Well, not exactly.
But on Friday, I will be at Otago University and giving a seminar on ivory black markets. One topic I’m going to highlight is whether the legal factories in China (all 37 of them) are a significant source of illegal carvings.
The production problem is usually glibly ignored or assumed away. But essentially, if you do think that it is the demand for carvings in East Asia (and mostly China) that drives the poaching, there is a production challenge. The 37 legal factories in China go through around 23-23 tusks per month (Figure 1).
Figure 1: Monthly Tusk Throughput in China
If we accept that 25,000 elephants a year are being poached for ivory, and this is fed rapidly into the market for carvings, then that’s over 4000 tusks a month that has to be carved into carvings. If we go for some of the bigger estimates- 35,000 elephants a year- that means over 5800 tusks a month. A comparison with what the entire legal system in China is managing is sobering. That’s an enormous gap that has not yet been accounted for.

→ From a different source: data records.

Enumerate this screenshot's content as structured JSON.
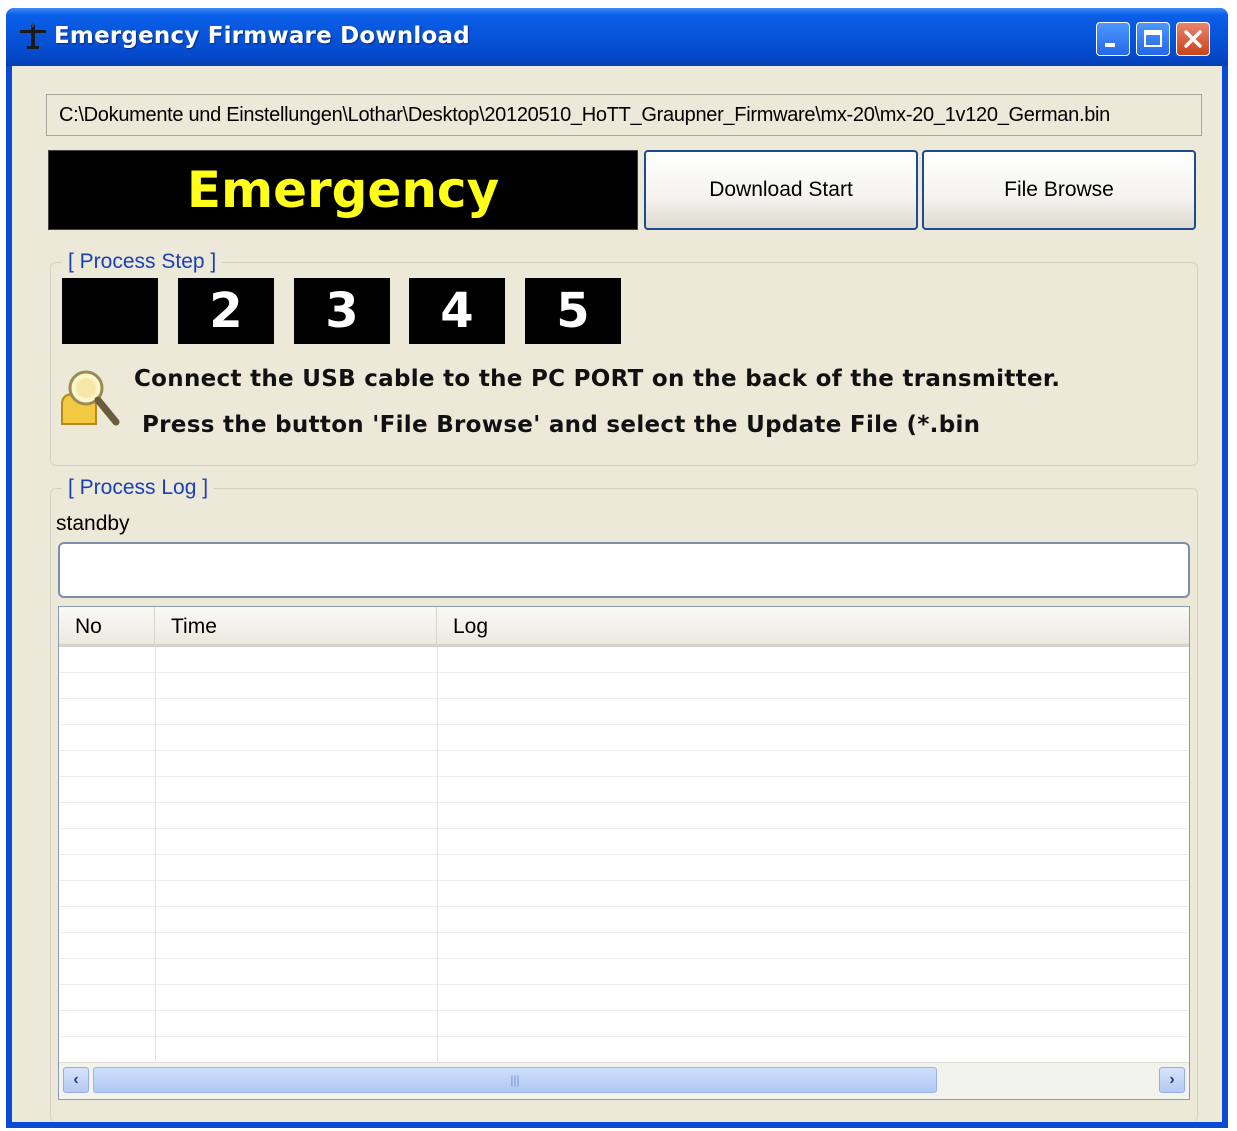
{
  "window": {
    "title": "Emergency Firmware Download"
  },
  "file": {
    "path": "C:\\Dokumente und Einstellungen\\Lothar\\Desktop\\20120510_HoTT_Graupner_Firmware\\mx-20\\mx-20_1v120_German.bin"
  },
  "mode_banner": "Emergency",
  "buttons": {
    "download_start": "Download Start",
    "file_browse": "File Browse"
  },
  "process_step": {
    "label": "[ Process Step ]",
    "steps": [
      "",
      "2",
      "3",
      "4",
      "5"
    ],
    "message_line1": "Connect the USB cable to the PC PORT on the back of the transmitter.",
    "message_line2": "Press the button 'File Browse' and select the Update File (*.bin"
  },
  "process_log": {
    "label": "[ Process Log ]",
    "status": "standby",
    "columns": [
      "No",
      "Time",
      "Log"
    ],
    "rows": []
  },
  "colors": {
    "title_bar": "#0654d9",
    "banner_text": "#ffff1a",
    "group_label": "#1a3fb8",
    "client_bg": "#ece9d8"
  }
}
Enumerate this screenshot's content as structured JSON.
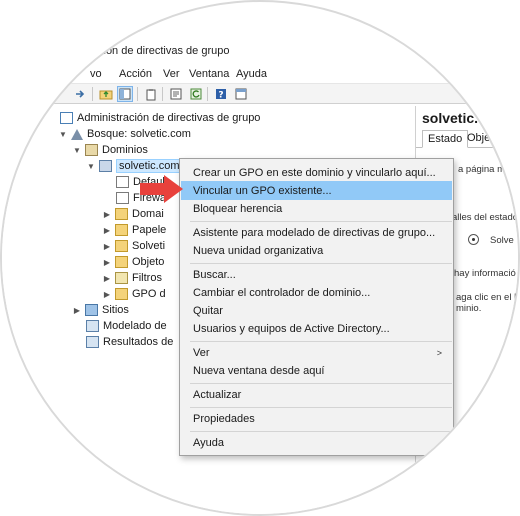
{
  "window": {
    "title": "ción de directivas de grupo"
  },
  "menubar": {
    "items": [
      "vo",
      "Acción",
      "Ver",
      "Ventana",
      "Ayuda"
    ]
  },
  "toolbar": {
    "buttons": [
      "back-icon",
      "forward-icon",
      "up-folder-icon",
      "show-tree-icon",
      "clipboard-icon",
      "properties-icon",
      "refresh-icon",
      "help-icon",
      "view-icon"
    ]
  },
  "tree": {
    "root": "Administración de directivas de grupo",
    "forest": "Bosque: solvetic.com",
    "domains": "Dominios",
    "domain": "solvetic.com",
    "children": [
      "Defaul",
      "Firewa",
      "Domai",
      "Papele",
      "Solveti",
      "Objeto",
      "Filtros",
      "GPO d"
    ],
    "sites": "Sitios",
    "modeling": "Modelado de",
    "results": "Resultados de"
  },
  "rightpane": {
    "title": "solvetic.",
    "tab_estado": "Estado",
    "tab_obj": "Obje",
    "text1": "a página m",
    "text2": "alles del estado",
    "radio_label": "Solve",
    "text3": "hay informació",
    "text4": "aga clic en el b",
    "text5": "minio."
  },
  "context_menu": {
    "items": [
      "Crear un GPO en este dominio y vincularlo aquí...",
      "Vincular un GPO existente...",
      "Bloquear herencia",
      "Asistente para modelado de directivas de grupo...",
      "Nueva unidad organizativa",
      "Buscar...",
      "Cambiar el controlador de dominio...",
      "Quitar",
      "Usuarios y equipos de Active Directory...",
      "Ver",
      "Nueva ventana desde aquí",
      "Actualizar",
      "Propiedades",
      "Ayuda"
    ],
    "highlighted": "Vincular un GPO existente...",
    "submenu_arrow": ">"
  },
  "colors": {
    "highlight": "#91c9f7",
    "pointer": "#e8413c",
    "selection": "#cde8ff"
  }
}
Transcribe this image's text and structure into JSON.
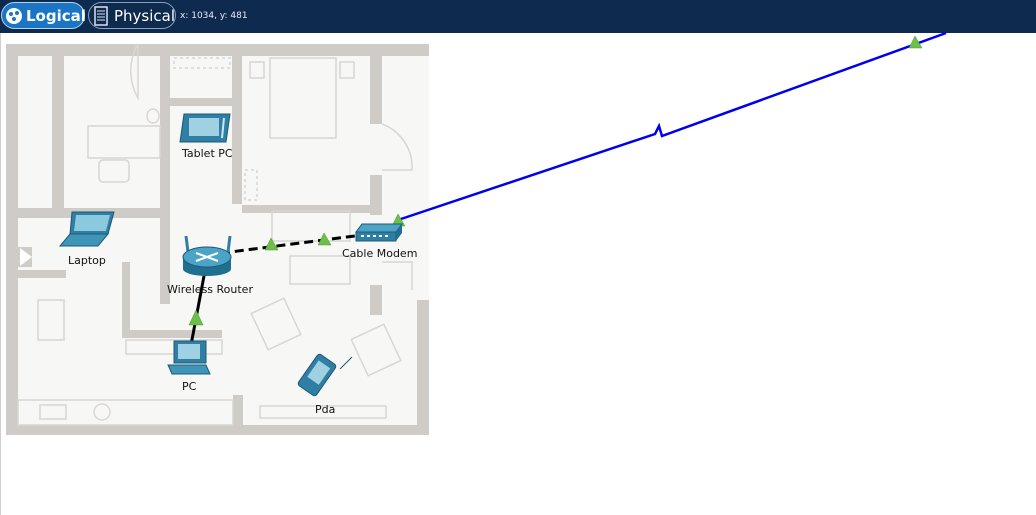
{
  "toolbar": {
    "logical_label": "Logical",
    "physical_label": "Physical",
    "coordinates": "x: 1034, y: 481"
  },
  "devices": {
    "tablet": "Tablet PC",
    "laptop": "Laptop",
    "router": "Wireless Router",
    "modem": "Cable Modem",
    "pc": "PC",
    "pda": "Pda"
  },
  "colors": {
    "topbar": "#0e2a4f",
    "active_tab": "#1a76c5",
    "link_up": "#6cc04a",
    "coax_cable": "#0000ee",
    "ethernet_cable": "#000000",
    "device_blue": "#2e7fa3"
  }
}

I think once again, we have to take on board the hypothesis that most of the illegal ivory isn’t being exported to be churned out as carvings. It’s feeding a speculative market that is stockpiling raw ivory. And the drivers of that are not Chinese affluence. The drivers are the perceived scarcity of ivory combined with the uncertainty in its supply.